The so-called fiscal cliff has been dominating the political economics coverage of late. It is perhaps an exciting story from a politicking perspective, but fairly boring in just about every other respect. The conventional wisdom in an economy still reeling from a recession like this one is to cancel all the scheduled cuts and tax increases, and make up the difference with borrowing. There is an argument in favor of getting the top marginal rate tax hike based upon how difficult it might be to do so in the future, but mostly people are talking about deficit reduction, which is a silly focus in the present climate.
While unemployment has come down, it is still way too high. Both the official unemployment rate and the U6 rate are slightly less than twice their pre-recession low:

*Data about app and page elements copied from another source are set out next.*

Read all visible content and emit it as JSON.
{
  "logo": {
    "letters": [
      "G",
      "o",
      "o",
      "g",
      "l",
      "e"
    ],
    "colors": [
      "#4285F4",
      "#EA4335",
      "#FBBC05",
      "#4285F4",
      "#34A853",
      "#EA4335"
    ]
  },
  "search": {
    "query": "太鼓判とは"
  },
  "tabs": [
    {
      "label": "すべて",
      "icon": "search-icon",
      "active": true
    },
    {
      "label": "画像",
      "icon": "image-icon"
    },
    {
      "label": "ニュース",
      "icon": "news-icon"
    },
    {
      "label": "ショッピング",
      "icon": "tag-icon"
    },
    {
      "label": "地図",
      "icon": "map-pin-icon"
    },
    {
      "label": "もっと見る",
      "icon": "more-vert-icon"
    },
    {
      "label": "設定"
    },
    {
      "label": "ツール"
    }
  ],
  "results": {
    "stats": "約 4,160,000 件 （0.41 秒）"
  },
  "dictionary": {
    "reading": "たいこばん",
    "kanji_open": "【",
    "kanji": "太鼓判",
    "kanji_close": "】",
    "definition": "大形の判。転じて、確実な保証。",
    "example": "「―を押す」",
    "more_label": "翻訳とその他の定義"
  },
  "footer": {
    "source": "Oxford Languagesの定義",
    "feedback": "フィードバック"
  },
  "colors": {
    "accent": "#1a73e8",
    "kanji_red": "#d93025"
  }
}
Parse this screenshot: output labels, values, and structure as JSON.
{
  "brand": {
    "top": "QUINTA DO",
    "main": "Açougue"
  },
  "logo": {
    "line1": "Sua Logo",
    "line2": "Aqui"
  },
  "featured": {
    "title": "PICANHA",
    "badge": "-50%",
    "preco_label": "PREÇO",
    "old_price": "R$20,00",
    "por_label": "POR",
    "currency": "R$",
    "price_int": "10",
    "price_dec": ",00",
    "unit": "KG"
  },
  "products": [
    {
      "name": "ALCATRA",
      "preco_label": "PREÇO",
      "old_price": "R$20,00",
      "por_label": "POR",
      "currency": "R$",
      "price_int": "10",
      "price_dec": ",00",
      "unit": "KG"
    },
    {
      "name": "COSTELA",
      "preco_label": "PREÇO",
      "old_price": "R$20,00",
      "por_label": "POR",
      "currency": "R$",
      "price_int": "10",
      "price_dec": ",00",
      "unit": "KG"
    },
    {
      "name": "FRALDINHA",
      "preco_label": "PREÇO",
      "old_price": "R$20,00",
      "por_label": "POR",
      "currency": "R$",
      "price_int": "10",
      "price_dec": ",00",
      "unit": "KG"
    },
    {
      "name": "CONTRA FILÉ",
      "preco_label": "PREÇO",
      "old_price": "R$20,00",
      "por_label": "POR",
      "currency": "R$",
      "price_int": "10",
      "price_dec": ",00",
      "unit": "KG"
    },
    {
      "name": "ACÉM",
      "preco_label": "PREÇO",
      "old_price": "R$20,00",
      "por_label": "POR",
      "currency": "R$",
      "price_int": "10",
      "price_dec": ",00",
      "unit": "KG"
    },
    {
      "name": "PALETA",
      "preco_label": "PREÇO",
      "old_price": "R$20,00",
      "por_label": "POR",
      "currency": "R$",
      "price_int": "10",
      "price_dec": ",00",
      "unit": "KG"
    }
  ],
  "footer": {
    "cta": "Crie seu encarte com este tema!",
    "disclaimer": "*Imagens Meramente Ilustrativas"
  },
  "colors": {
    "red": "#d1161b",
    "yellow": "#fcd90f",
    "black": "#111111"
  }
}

Now is still the time to be crying out for fiscal and monetary stimulus, the latter probably the most plausible route in our current state of legislative dysfunction. Extended unemployment is still really awful for those forced to go through it. Full employment is still — as a practical matter in a market economy — the best way to improve the bargaining position of labor, which should allow labor to secure higher compensation and better treatment. And hell for those worried about students, there is no better way to help recent graduates than to bring the economy back to capacity and full employment.

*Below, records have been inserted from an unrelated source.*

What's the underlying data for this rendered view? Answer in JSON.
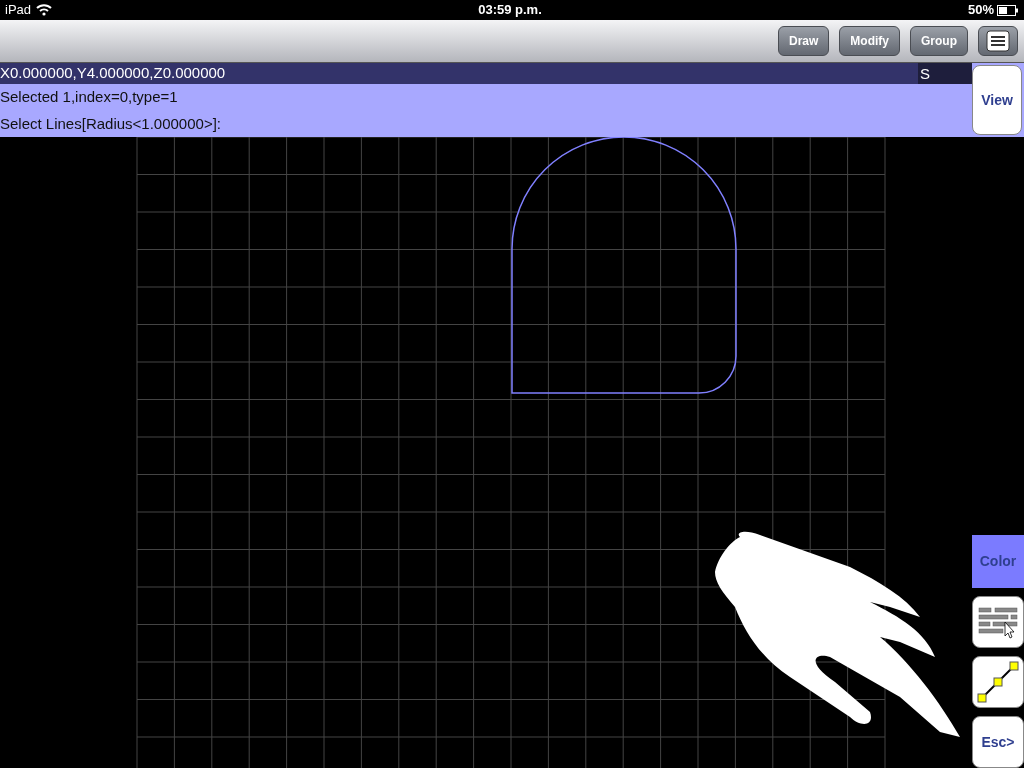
{
  "status_bar": {
    "device": "iPad",
    "time": "03:59 p.m.",
    "battery": "50%"
  },
  "toolbar": {
    "buttons": [
      "Draw",
      "Modify",
      "Group"
    ]
  },
  "coordinates": {
    "text": "X0.000000,Y4.000000,Z0.000000",
    "mode": "S"
  },
  "messages": [
    "Selected 1,index=0,type=1",
    "Select Lines[Radius<1.000000>]:"
  ],
  "view_button": "View",
  "side_buttons": [
    {
      "kind": "color",
      "label": "Color"
    },
    {
      "kind": "layers"
    },
    {
      "kind": "line"
    },
    {
      "kind": "text",
      "label": "Esc>"
    }
  ]
}
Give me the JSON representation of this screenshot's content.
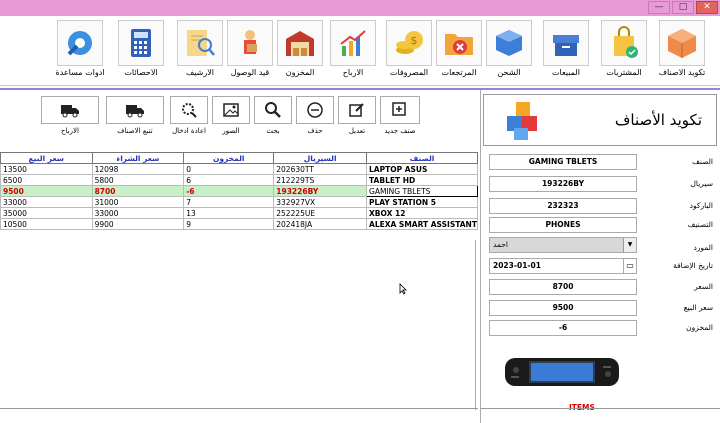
{
  "window": {
    "min": "—",
    "max": "□",
    "close": "✕"
  },
  "nav": [
    {
      "label": "تكويد الاصناف",
      "icon": "box-icon"
    },
    {
      "label": "المشتريات",
      "icon": "shopping-bag-icon"
    },
    {
      "label": "المبيعات",
      "icon": "archive-box-icon"
    },
    {
      "label": "الشحن",
      "icon": "delivery-box-icon"
    },
    {
      "label": "المرتجعات",
      "icon": "folder-cancel-icon"
    },
    {
      "label": "المصروفات",
      "icon": "coins-icon"
    },
    {
      "label": "الارباح",
      "icon": "growth-chart-icon"
    },
    {
      "label": "المخزون",
      "icon": "warehouse-icon"
    },
    {
      "label": "قيد الوصول",
      "icon": "delivery-man-icon"
    },
    {
      "label": "الارشيف",
      "icon": "document-search-icon"
    },
    {
      "label": "الاحصائات",
      "icon": "calculator-icon"
    },
    {
      "label": "ادوات مساعدة",
      "icon": "settings-tools-icon"
    }
  ],
  "toolbar": [
    {
      "label": "صنف جديد",
      "icon": "add-icon"
    },
    {
      "label": "تعديل",
      "icon": "edit-icon"
    },
    {
      "label": "حذف",
      "icon": "minus-icon"
    },
    {
      "label": "بحث",
      "icon": "search-icon"
    },
    {
      "label": "الصور",
      "icon": "image-icon"
    },
    {
      "label": "اعادة ادخال",
      "icon": "gear-search-icon"
    },
    {
      "label": "تتبع الاصناف",
      "icon": "truck-icon"
    },
    {
      "label": "الارباح",
      "icon": "truck-icon"
    }
  ],
  "table": {
    "columns": [
      "سعر البيع",
      "سعر الشراء",
      "المخزون",
      "السيريال",
      "الصنف"
    ],
    "rows": [
      [
        "13500",
        "12098",
        "0",
        "202630TT",
        "LAPTOP ASUS"
      ],
      [
        "6500",
        "5800",
        "6",
        "212229TS",
        "TABLET HD"
      ],
      [
        "9500",
        "8700",
        "-6",
        "193226BY",
        "GAMING TBLETS"
      ],
      [
        "33000",
        "31000",
        "7",
        "332927VX",
        "PLAY STATION 5"
      ],
      [
        "35000",
        "33000",
        "13",
        "252225UE",
        "XBOX 12"
      ],
      [
        "10500",
        "9900",
        "9",
        "202418JA",
        "ALEXA SMART ASSISTANT"
      ]
    ],
    "selected_index": 2
  },
  "panel": {
    "title": "تكويد الأصناف",
    "fields": [
      {
        "label": "الصنف",
        "value": "GAMING TBLETS"
      },
      {
        "label": "سيريال",
        "value": "193226BY"
      },
      {
        "label": "الباركود",
        "value": "232323"
      },
      {
        "label": "التصنيف",
        "value": "PHONES"
      },
      {
        "label": "المورد",
        "value": "احمد"
      },
      {
        "label": "تاريخ الإضافة",
        "value": "2023-01-01"
      },
      {
        "label": "السعر",
        "value": "8700"
      },
      {
        "label": "سعر البيع",
        "value": "9500"
      },
      {
        "label": "المخزون",
        "value": "-6"
      }
    ],
    "image_caption": "ITEMS"
  }
}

While I too am going through a bit of unemployment fatigue (how much more can you say about it), it still remains true that it is probably the biggest issue going right now for poor and working people. That it has dropped off the radar as a policy concern is rather depressing.